**App and web page records**
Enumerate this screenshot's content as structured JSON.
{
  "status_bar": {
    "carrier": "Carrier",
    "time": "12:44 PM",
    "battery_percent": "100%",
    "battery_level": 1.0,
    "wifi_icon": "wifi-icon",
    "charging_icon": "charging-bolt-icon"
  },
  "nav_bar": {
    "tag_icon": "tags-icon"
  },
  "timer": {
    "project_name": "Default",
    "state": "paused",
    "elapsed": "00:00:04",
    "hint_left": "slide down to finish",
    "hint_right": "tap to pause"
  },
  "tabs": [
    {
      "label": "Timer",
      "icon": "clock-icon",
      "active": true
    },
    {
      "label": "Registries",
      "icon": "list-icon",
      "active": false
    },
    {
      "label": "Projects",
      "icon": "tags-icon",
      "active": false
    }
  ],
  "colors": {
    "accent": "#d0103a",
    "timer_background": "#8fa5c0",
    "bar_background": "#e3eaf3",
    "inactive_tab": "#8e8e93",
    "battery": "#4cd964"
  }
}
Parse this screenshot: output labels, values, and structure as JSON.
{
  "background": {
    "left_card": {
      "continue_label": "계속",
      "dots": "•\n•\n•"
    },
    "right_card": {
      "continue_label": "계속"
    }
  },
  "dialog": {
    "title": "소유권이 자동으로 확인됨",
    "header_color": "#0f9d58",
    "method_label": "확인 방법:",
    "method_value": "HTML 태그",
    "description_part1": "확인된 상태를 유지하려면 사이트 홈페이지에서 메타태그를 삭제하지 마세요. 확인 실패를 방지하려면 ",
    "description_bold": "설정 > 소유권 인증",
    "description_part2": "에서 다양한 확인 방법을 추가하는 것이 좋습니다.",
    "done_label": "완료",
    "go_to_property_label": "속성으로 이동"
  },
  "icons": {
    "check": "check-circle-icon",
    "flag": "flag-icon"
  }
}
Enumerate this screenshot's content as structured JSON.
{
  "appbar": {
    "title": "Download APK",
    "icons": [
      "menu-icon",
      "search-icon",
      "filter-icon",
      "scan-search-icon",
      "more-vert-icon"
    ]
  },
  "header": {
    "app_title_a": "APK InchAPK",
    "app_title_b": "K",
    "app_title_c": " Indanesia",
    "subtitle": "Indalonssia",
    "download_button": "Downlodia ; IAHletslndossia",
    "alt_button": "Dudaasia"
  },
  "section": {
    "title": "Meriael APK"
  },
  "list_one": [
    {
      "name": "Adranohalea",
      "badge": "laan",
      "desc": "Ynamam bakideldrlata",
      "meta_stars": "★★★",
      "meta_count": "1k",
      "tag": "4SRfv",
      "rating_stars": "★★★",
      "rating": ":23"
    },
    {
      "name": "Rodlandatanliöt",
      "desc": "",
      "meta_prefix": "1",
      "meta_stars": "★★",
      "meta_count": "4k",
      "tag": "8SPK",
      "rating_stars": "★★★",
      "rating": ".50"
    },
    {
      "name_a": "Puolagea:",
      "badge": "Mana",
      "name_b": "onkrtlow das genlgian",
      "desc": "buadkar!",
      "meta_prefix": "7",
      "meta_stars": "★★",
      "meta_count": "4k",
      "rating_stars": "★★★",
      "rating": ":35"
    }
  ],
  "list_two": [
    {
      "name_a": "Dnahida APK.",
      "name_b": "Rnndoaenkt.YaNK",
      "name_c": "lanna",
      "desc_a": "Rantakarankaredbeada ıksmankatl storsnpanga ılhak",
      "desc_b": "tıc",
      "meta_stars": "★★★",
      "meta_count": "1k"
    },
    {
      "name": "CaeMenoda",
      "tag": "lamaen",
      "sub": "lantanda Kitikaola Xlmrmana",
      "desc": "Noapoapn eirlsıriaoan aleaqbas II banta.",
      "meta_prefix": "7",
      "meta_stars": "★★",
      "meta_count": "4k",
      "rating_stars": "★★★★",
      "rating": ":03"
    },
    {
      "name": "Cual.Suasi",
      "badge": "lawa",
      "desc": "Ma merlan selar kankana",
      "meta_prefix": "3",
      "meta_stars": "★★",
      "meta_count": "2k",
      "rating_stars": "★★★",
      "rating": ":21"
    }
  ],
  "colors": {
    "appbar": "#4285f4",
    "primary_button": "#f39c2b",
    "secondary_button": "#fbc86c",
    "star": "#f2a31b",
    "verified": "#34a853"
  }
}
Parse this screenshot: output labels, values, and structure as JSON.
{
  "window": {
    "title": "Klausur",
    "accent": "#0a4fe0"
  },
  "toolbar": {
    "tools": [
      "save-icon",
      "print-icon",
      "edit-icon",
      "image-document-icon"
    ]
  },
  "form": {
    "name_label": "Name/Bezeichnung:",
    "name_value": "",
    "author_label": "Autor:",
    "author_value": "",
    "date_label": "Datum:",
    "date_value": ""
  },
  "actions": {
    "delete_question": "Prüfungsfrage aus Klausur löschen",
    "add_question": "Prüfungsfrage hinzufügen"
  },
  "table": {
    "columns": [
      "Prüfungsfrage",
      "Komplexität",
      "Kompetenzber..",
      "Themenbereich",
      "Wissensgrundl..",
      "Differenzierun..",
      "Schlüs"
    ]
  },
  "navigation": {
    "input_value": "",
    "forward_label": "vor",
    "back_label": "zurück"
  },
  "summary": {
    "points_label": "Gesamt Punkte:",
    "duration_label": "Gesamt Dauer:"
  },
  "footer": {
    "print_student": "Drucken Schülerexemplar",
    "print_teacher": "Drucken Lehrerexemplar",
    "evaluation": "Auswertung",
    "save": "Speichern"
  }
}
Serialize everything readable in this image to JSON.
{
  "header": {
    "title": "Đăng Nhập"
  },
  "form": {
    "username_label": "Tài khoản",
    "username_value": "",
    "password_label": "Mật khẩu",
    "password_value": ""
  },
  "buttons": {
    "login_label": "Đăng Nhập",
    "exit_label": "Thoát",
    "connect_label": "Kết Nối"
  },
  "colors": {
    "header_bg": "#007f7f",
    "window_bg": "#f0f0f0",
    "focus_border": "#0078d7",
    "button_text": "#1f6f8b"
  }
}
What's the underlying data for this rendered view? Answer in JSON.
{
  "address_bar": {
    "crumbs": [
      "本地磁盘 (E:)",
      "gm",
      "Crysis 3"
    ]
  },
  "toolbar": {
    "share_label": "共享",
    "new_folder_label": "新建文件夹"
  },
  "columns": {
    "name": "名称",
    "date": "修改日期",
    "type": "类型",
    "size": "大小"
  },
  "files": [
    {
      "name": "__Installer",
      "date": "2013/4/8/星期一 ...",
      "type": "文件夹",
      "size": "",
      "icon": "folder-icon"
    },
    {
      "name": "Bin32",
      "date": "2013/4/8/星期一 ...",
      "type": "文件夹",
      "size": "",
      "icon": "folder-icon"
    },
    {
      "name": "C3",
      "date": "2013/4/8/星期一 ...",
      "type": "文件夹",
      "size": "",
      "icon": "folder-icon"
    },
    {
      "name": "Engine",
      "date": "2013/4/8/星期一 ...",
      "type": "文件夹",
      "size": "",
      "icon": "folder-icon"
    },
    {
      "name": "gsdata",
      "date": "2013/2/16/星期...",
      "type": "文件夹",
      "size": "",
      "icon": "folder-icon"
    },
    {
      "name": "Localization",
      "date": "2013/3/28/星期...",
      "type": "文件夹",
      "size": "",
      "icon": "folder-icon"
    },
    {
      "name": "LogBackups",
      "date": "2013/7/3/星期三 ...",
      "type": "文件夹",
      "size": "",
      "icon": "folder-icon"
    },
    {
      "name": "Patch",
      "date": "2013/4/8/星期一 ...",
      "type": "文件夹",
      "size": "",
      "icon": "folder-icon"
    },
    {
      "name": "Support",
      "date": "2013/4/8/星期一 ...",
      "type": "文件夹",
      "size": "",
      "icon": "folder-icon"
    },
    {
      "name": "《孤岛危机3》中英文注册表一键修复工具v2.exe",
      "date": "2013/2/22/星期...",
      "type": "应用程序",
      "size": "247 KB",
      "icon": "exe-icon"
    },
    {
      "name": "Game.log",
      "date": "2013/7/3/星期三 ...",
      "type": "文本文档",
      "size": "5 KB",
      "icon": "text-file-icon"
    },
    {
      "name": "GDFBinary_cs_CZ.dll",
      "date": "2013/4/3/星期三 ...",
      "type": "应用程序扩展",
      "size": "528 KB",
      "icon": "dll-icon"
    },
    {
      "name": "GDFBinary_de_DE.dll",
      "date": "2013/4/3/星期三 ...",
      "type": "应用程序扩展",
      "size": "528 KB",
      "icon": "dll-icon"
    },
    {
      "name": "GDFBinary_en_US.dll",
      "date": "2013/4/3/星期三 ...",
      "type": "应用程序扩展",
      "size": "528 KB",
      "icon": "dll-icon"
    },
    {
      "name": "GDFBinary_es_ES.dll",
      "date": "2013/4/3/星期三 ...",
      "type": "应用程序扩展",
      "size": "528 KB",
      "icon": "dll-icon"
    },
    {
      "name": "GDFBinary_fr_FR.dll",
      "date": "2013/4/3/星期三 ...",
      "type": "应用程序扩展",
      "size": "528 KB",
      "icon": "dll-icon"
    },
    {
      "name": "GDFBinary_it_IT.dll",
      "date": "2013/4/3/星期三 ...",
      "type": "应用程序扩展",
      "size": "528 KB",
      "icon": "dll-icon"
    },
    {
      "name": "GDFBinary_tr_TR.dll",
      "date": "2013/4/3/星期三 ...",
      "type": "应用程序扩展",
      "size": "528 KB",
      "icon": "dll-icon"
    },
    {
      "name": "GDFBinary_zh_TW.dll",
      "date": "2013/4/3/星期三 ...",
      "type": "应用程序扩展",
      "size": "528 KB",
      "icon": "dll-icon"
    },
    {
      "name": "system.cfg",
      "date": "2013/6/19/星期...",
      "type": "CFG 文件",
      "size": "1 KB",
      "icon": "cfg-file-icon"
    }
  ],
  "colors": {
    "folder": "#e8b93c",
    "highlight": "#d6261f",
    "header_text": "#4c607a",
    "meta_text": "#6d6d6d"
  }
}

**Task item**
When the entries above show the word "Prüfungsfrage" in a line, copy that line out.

**Response area**
    "delete_question": "Prüfungsfrage aus Klausur löschen",
    "add_question": "Prüfungsfrage hinzufügen"
      "Prüfungsfrage",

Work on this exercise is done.